SugarExchange has its roots in SugarForge.org, which was launched in April 2005, and has grown to over 5,000 developers and more than 260 open source projects in 39 languages, according to SugarCRM CEO John Roberts. "We have stayed true to our roots, with a clean separation between open source and commercial products," Roberts said. "You can't buy anything on SourceForge.org, but we shouldn't be the only ones benefiting from projects. With SugarExchange, we provide a mechanism for others to beneifit financially. It's another layer on SourceForge, so developers can dual license their code, selling more advanced versions of open source modules on SugarExchange.

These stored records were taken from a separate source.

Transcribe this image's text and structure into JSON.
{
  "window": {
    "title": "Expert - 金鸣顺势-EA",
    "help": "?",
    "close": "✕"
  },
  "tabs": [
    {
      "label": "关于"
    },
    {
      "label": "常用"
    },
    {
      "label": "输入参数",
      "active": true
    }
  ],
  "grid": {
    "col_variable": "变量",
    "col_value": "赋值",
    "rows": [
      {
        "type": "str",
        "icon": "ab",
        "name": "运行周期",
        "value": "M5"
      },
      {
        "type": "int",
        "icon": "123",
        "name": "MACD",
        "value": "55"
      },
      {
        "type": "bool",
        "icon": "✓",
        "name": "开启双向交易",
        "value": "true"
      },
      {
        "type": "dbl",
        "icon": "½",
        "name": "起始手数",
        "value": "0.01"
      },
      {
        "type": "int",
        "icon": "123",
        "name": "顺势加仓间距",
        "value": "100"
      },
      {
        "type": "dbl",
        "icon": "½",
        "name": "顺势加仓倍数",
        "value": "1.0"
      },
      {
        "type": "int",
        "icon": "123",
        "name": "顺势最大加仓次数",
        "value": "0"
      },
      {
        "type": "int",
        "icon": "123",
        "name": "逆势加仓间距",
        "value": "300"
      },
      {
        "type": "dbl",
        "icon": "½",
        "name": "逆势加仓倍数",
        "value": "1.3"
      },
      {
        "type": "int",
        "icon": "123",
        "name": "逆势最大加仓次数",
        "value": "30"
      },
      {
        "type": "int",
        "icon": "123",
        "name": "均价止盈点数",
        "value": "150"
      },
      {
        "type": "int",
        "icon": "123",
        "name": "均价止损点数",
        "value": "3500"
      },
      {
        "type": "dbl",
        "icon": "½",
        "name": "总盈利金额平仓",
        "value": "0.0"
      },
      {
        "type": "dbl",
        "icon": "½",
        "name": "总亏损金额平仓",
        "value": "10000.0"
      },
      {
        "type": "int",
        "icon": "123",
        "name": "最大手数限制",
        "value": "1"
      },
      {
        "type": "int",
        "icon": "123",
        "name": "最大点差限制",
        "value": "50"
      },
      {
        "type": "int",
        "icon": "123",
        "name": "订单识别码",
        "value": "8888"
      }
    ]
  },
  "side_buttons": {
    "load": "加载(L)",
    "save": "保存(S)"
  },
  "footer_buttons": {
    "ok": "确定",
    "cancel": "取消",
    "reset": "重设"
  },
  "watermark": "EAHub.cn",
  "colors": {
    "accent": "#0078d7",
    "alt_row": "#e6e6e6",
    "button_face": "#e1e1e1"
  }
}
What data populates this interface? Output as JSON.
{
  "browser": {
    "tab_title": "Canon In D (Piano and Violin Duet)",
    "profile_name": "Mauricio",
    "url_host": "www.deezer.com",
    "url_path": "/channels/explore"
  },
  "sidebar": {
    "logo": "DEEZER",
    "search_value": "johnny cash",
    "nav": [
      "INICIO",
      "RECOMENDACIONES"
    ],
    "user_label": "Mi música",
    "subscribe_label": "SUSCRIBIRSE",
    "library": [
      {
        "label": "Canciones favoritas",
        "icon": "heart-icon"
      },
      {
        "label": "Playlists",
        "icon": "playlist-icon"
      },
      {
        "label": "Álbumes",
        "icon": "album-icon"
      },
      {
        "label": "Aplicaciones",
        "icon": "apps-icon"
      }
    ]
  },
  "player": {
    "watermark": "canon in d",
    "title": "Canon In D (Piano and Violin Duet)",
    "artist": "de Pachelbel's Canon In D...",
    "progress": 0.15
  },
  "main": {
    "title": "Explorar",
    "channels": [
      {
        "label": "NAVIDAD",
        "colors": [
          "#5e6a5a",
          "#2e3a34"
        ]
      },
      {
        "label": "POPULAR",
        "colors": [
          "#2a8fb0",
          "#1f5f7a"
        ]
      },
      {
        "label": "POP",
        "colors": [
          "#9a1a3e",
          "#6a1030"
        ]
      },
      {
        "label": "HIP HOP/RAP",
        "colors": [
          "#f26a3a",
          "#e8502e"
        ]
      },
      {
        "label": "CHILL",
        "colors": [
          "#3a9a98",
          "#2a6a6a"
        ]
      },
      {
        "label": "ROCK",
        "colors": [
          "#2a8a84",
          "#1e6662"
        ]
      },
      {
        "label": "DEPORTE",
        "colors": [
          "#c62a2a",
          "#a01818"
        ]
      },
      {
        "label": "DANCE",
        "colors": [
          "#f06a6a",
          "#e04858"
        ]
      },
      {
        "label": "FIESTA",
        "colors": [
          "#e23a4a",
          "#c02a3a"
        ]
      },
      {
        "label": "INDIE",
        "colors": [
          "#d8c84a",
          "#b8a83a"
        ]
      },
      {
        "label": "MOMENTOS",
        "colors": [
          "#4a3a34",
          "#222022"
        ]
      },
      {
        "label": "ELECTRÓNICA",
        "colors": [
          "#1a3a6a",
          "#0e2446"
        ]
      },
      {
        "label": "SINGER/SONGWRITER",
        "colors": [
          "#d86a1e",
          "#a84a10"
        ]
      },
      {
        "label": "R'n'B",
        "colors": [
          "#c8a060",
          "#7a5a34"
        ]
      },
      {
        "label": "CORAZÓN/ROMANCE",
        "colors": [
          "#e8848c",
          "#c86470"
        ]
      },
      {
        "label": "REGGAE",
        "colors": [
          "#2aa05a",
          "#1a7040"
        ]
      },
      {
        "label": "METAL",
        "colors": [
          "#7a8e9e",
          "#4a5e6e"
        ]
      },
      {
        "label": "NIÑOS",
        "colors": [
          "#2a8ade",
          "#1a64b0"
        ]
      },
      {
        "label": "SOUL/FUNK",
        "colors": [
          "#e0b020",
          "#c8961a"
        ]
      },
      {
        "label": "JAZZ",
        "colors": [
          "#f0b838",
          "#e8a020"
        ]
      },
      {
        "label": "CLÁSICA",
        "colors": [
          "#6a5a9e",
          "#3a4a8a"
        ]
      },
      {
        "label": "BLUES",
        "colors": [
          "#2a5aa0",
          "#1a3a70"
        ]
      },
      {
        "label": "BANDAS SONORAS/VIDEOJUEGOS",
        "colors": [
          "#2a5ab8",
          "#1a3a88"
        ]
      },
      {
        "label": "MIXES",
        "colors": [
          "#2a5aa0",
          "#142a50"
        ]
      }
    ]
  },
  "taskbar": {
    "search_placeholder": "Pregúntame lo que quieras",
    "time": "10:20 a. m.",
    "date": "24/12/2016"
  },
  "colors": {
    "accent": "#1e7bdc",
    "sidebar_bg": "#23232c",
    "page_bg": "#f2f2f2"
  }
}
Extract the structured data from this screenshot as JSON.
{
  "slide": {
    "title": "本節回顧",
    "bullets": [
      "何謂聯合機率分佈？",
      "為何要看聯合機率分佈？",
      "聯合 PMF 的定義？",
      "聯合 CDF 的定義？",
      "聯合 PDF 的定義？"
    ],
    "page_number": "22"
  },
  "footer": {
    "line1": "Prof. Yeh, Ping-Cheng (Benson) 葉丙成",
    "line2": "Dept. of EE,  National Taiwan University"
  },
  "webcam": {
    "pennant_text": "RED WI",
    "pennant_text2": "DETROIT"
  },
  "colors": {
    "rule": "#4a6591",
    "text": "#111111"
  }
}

SugaCRM created the core open source code for its application and layers on about 25 percent proprietary code in the commercial open source edition. Customers have access and can modify all the SugarCRM source code, but cannot redistribute the commercial portion of the code. SugarCRM and SugarExchange products can be deployed as hosted services or on premises. "Customers, not vendors, should have control over source code and deployment options," Roberts told me. SugarCRM Professional edition is priced at $40 per user per month, and the on premises version is $240 per user per year.
Currently, the two-year-old SugarCRM has over 900 customers and 15,000 subscribers, Roberts said, with 30 percent outside the U.S. Roberts estimates that SugarCRM open source user community numbers about 100,000. By comparison, Salesforce.com claims 24,800 customers and 501,000 subscribers across 12 languages.
I asked Roberts to explain what is unique to his company's marketplace, especially compared to salesforce.com's AppExchange. He said that as an open source-oriented platform, SugarExchange offers a refreshing, alternative approach to proprietary platforms, referring to salesforce.com. "There are different value systems in different exchanges," Roberts said. "Ours is open source based, and it attracts developers who want a more clear, open playing field."Roberts went on to say that developers and users are starting to question the proprietary nature of software companies. "The litmus test is whether the core base has an open source license," he said. When I asked more specifically if he was referring to salesforce.com in his anti-proprietary stance, he said, "I don't follow salesforce.com very closely. It's kind of like looking at the past, not the future." Surely, he is dissembling a bit here.
Based on the number of subscribers and customers for companies like salesforce.com, WebEx, NetSuite, RightNow and others selling a new generation of on demand applications, having an open source application core is not an essential ingredient for most enterprises. Open is important, and salesforce.com is expected to open up more of its platform to developers at its Dreamforce conference next week. SugarCRM's hybrid approach--its 25 percent commercial, non-redistributable source code solution--is also a valid approach, and SugarExchange reflects the notion that whether the source is open or closed, developers like the idea of getting paid.